Cuba: My Revolution is the memoir of Inverna Lockpez, a story that tells her transformation from a young, idealistic girl who fully supported Castro to a woman disillusioned with her country and desperate to leave it. Throughout the story, we see 'Sonya' change and grow as life in Cuba changes around her. We see her story as an artist, her story as a lover, her story as a daughter, her story as an army doctor, and her story as a communist. Lockpez does not hold anything back in this memoir and any reader will be amazed at the deep wells of strength this woman possesses.

The book is drawn by Dean Haspiel, a long time family friend of Lockpez, who describes her as a second mother. It is clear how much Haspiel respects Lockpez's story through his art. Each page is beautifully drawn in black and white, with a hint of red somewhere on each page that serves to highlight the art and the story. He also does not hold back on illustrating the more vicious moments of Lockpez's story. This is a beautiful book, but sometimes the imagery can be downright disturbing.


Cuba: My Revolution is a spectacular read and a great gift for anyone who likes history, art, memoirs, or stories of incredible women. Fair warning, there are a few scenes that have graphic depictions of torture and sexual abuse that can be triggering. I wouldn't recommend this book for anyone under the age of 16. The hardcover edition retails at $24.99.

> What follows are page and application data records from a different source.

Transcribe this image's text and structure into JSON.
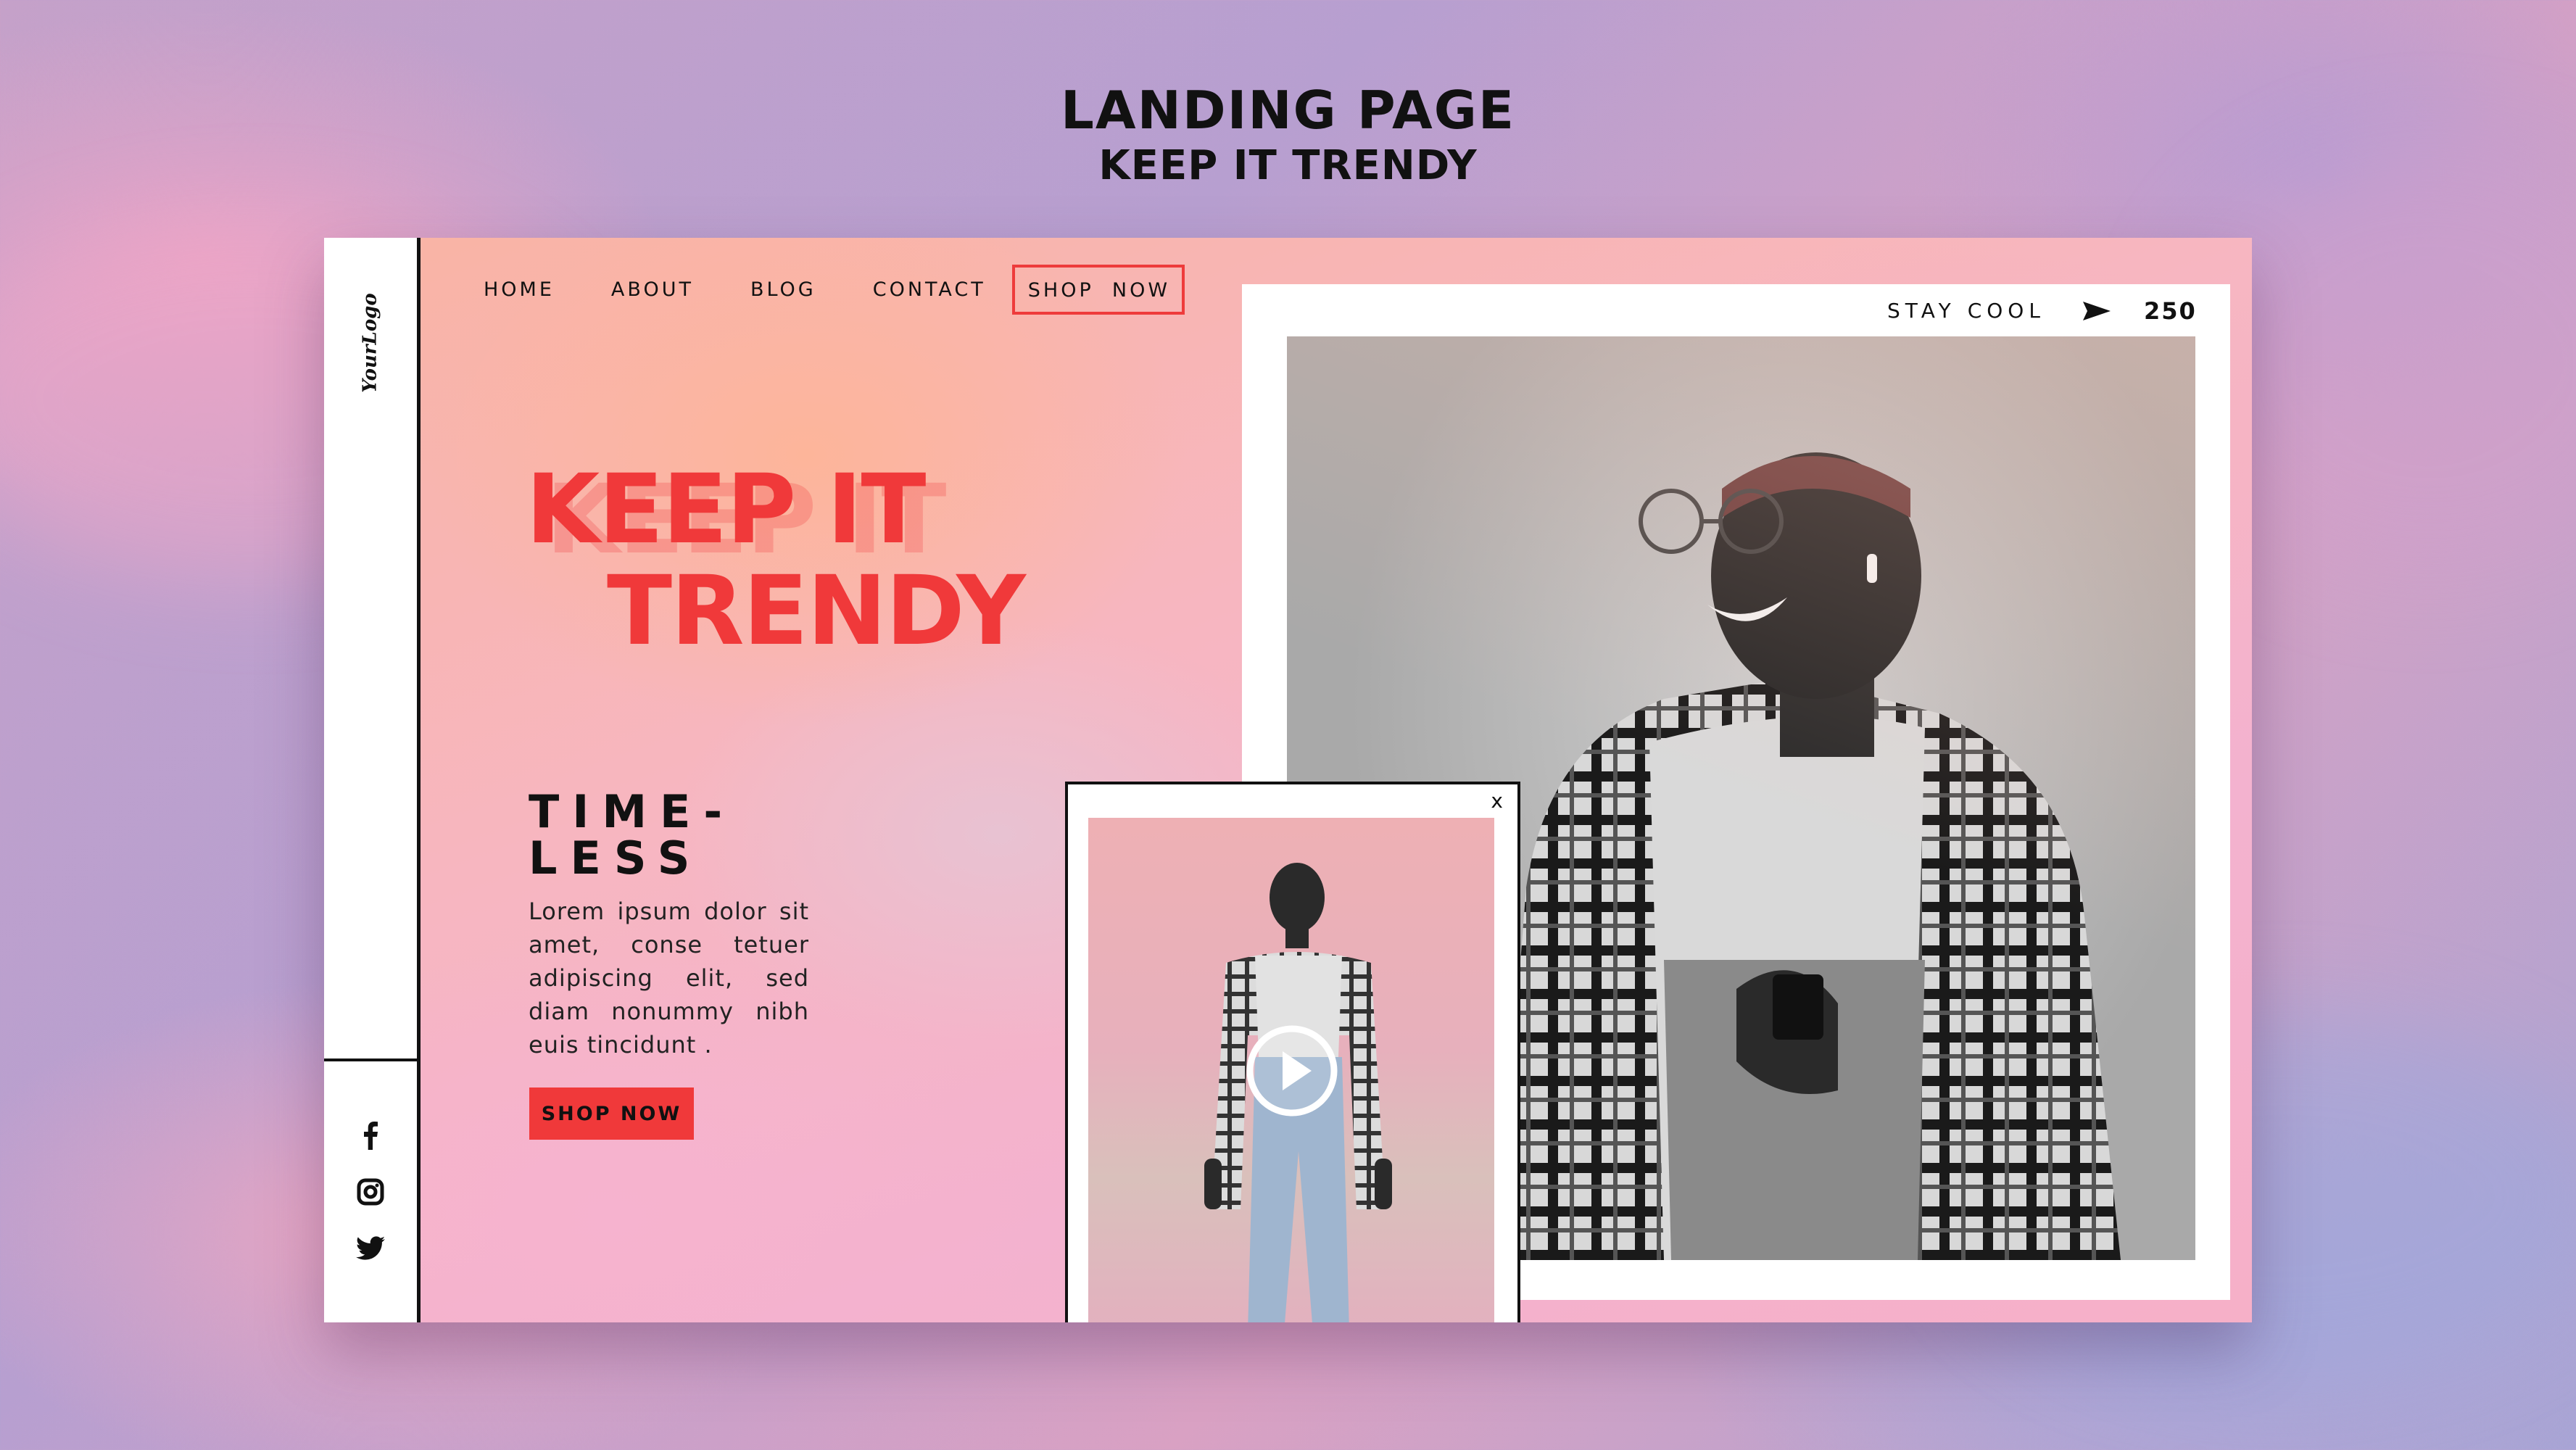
{
  "header": {
    "title": "LANDING PAGE",
    "subtitle": "KEEP IT TRENDY"
  },
  "sidebar": {
    "logo": "YourLogo",
    "social": [
      {
        "icon": "facebook-icon"
      },
      {
        "icon": "instagram-icon"
      },
      {
        "icon": "twitter-icon"
      }
    ]
  },
  "nav": {
    "items": [
      "HOME",
      "ABOUT",
      "BLOG",
      "CONTACT"
    ],
    "shop": "SHOP  NOW"
  },
  "hero": {
    "line1": "KEEP IT",
    "line2": "TRENDY"
  },
  "section": {
    "title_1": "TIME-",
    "title_2": "LESS",
    "body": "Lorem ipsum dolor sit amet, conse tetuer adipiscing elit, sed diam nonummy nibh euis tincidunt .",
    "cta": "SHOP NOW"
  },
  "frame": {
    "label": "STAY COOL",
    "count": "250"
  },
  "popup": {
    "close": "x"
  },
  "colors": {
    "accent": "#f0393a",
    "ink": "#111111"
  }
}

So, that's it for this week! Got anybody you need to buy a gift for? Got a comic that you love to give as a gift? Got a comic that you would never want to give as a gift/receive as a gift? Let everyone know!


See you next Comic Book Wednesday!